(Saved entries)
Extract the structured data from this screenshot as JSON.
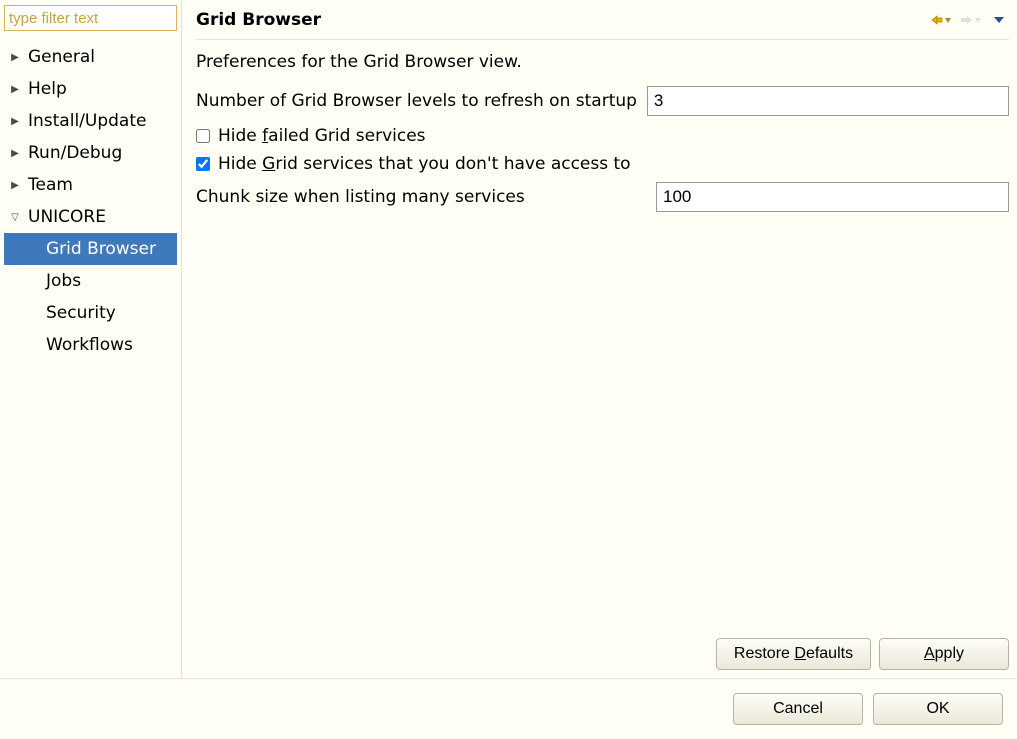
{
  "filter": {
    "placeholder": "type filter text"
  },
  "tree": {
    "items": [
      {
        "label": "General",
        "expanded": false
      },
      {
        "label": "Help",
        "expanded": false
      },
      {
        "label": "Install/Update",
        "expanded": false
      },
      {
        "label": "Run/Debug",
        "expanded": false
      },
      {
        "label": "Team",
        "expanded": false
      },
      {
        "label": "UNICORE",
        "expanded": true
      }
    ],
    "unicore_children": [
      {
        "label": "Grid Browser",
        "selected": true
      },
      {
        "label": "Jobs",
        "selected": false
      },
      {
        "label": "Security",
        "selected": false
      },
      {
        "label": "Workflows",
        "selected": false
      }
    ]
  },
  "panel": {
    "title": "Grid Browser",
    "description": "Preferences for the Grid Browser view.",
    "levels_label": "Number of Grid Browser levels to refresh on startup",
    "levels_value": "3",
    "hide_failed_label": "Hide failed Grid services",
    "hide_failed_checked": false,
    "hide_noaccess_label": "Hide Grid services that you don't have access to",
    "hide_noaccess_checked": true,
    "chunk_label": "Chunk size when listing many services",
    "chunk_value": "100",
    "restore_defaults": "Restore Defaults",
    "apply": "Apply"
  },
  "footer": {
    "cancel": "Cancel",
    "ok": "OK"
  }
}
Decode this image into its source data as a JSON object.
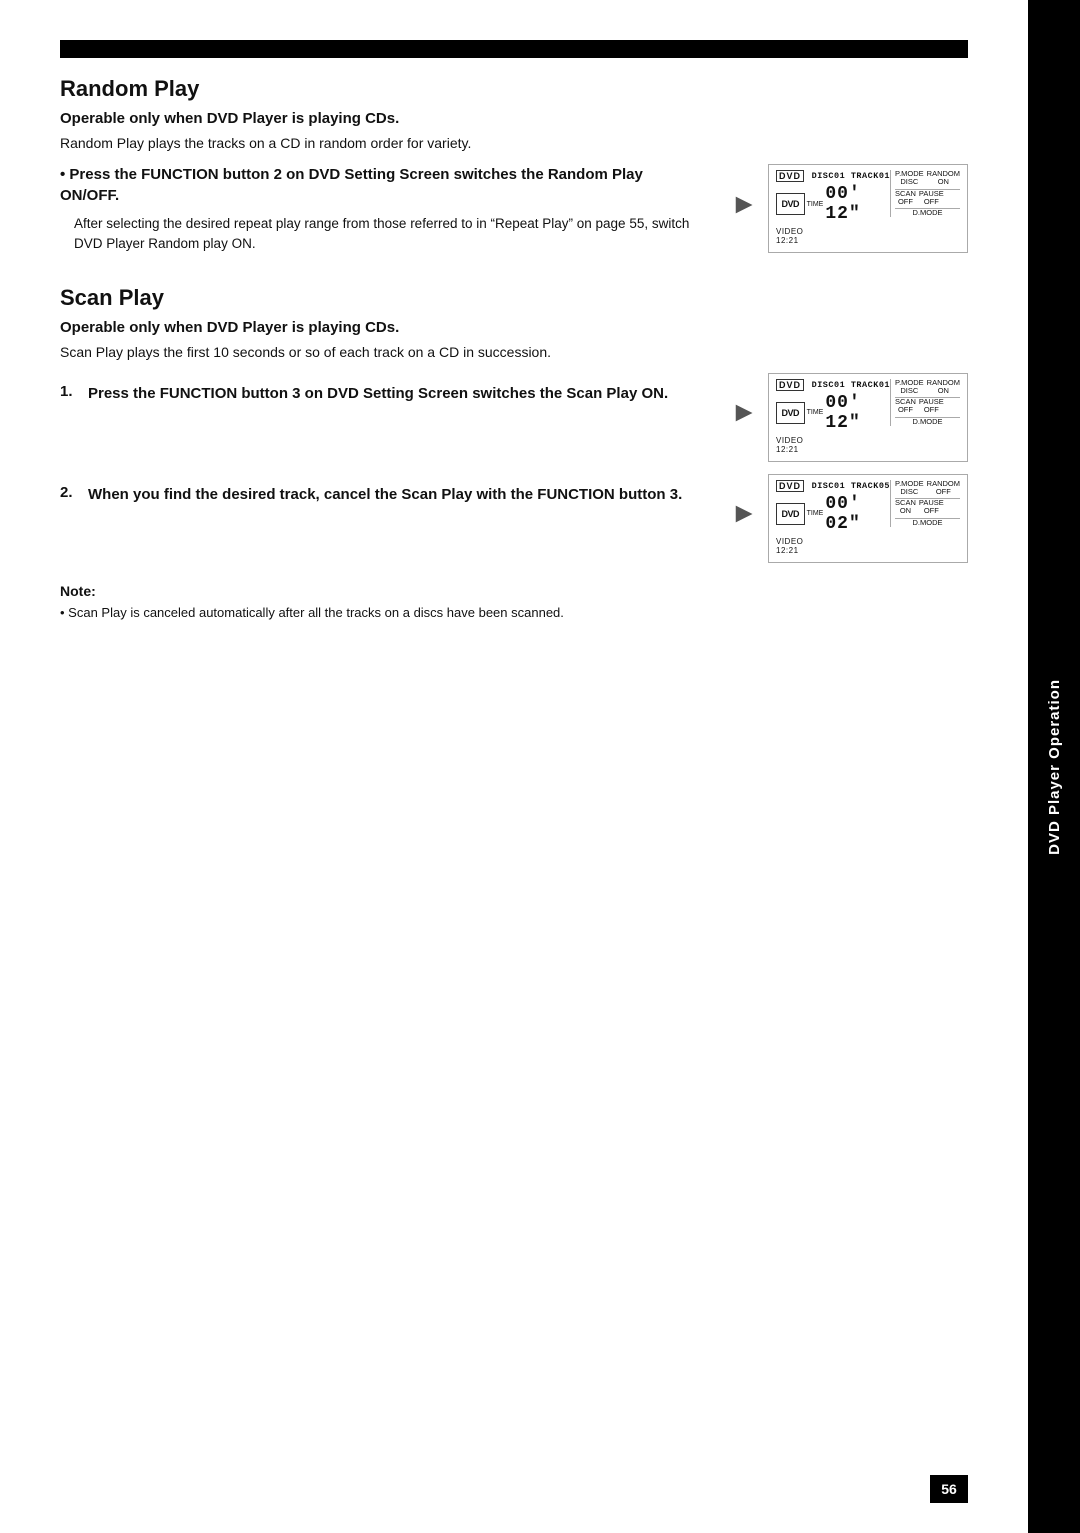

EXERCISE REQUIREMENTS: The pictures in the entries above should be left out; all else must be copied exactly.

ANSWER FOR THIS EXERCISE:
Extract the structured data from this screenshot as JSON.
{
  "filter": {
    "placeholder": "type filter text"
  },
  "tree": {
    "items": [
      {
        "label": "General",
        "expanded": false
      },
      {
        "label": "Help",
        "expanded": false
      },
      {
        "label": "Install/Update",
        "expanded": false
      },
      {
        "label": "Run/Debug",
        "expanded": false
      },
      {
        "label": "Team",
        "expanded": false
      },
      {
        "label": "UNICORE",
        "expanded": true
      }
    ],
    "unicore_children": [
      {
        "label": "Grid Browser",
        "selected": true
      },
      {
        "label": "Jobs",
        "selected": false
      },
      {
        "label": "Security",
        "selected": false
      },
      {
        "label": "Workflows",
        "selected": false
      }
    ]
  },
  "panel": {
    "title": "Grid Browser",
    "description": "Preferences for the Grid Browser view.",
    "levels_label": "Number of Grid Browser levels to refresh on startup",
    "levels_value": "3",
    "hide_failed_label": "Hide failed Grid services",
    "hide_failed_checked": false,
    "hide_noaccess_label": "Hide Grid services that you don't have access to",
    "hide_noaccess_checked": true,
    "chunk_label": "Chunk size when listing many services",
    "chunk_value": "100",
    "restore_defaults": "Restore Defaults",
    "apply": "Apply"
  },
  "footer": {
    "cancel": "Cancel",
    "ok": "OK"
  }
}
Decode this image into its source data as a JSON object.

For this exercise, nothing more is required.